EXERCISE DIRECTIONS
The listing below should be written out word for word, with its pictures removed.

DATA TO USE
--------------------

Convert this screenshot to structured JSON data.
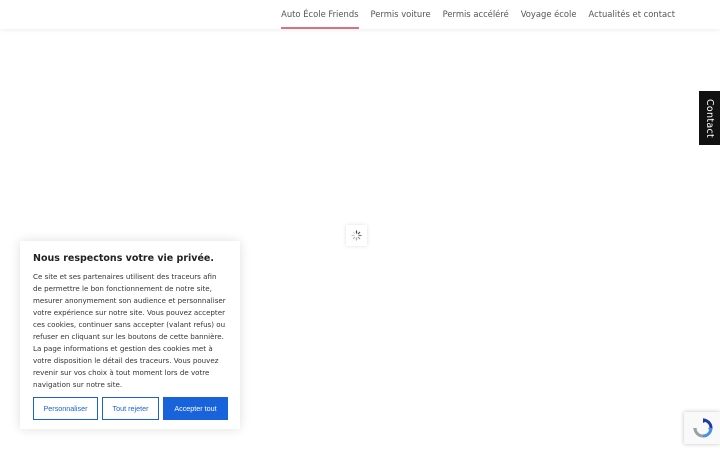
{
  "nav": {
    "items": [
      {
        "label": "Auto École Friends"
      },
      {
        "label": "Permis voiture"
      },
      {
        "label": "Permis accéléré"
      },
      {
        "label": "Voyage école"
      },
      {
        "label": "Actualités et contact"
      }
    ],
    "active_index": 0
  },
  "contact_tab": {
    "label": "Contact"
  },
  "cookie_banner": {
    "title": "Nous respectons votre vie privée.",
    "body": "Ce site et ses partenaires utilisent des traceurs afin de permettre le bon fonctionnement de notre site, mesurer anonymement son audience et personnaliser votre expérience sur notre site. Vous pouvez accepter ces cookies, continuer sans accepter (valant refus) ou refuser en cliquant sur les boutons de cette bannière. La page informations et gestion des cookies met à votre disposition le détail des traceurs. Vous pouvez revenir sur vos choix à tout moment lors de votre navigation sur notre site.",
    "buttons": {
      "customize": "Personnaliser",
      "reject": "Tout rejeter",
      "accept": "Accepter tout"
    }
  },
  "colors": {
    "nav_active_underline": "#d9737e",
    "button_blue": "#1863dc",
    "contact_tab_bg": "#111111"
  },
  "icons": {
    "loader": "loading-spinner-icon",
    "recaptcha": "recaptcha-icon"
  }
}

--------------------

EXPECTED ANSWER
Convert this screenshot to structured JSON data.
{
  "nav": {
    "items": [
      {
        "label": "Auto École Friends"
      },
      {
        "label": "Permis voiture"
      },
      {
        "label": "Permis accéléré"
      },
      {
        "label": "Voyage école"
      },
      {
        "label": "Actualités et contact"
      }
    ],
    "active_index": 0
  },
  "contact_tab": {
    "label": "Contact"
  },
  "cookie_banner": {
    "title": "Nous respectons votre vie privée.",
    "body": "Ce site et ses partenaires utilisent des traceurs afin de permettre le bon fonctionnement de notre site, mesurer anonymement son audience et personnaliser votre expérience sur notre site. Vous pouvez accepter ces cookies, continuer sans accepter (valant refus) ou refuser en cliquant sur les boutons de cette bannière. La page informations et gestion des cookies met à votre disposition le détail des traceurs. Vous pouvez revenir sur vos choix à tout moment lors de votre navigation sur notre site.",
    "buttons": {
      "customize": "Personnaliser",
      "reject": "Tout rejeter",
      "accept": "Accepter tout"
    }
  },
  "colors": {
    "nav_active_underline": "#d9737e",
    "button_blue": "#1863dc",
    "contact_tab_bg": "#111111"
  },
  "icons": {
    "loader": "loading-spinner-icon",
    "recaptcha": "recaptcha-icon"
  }
}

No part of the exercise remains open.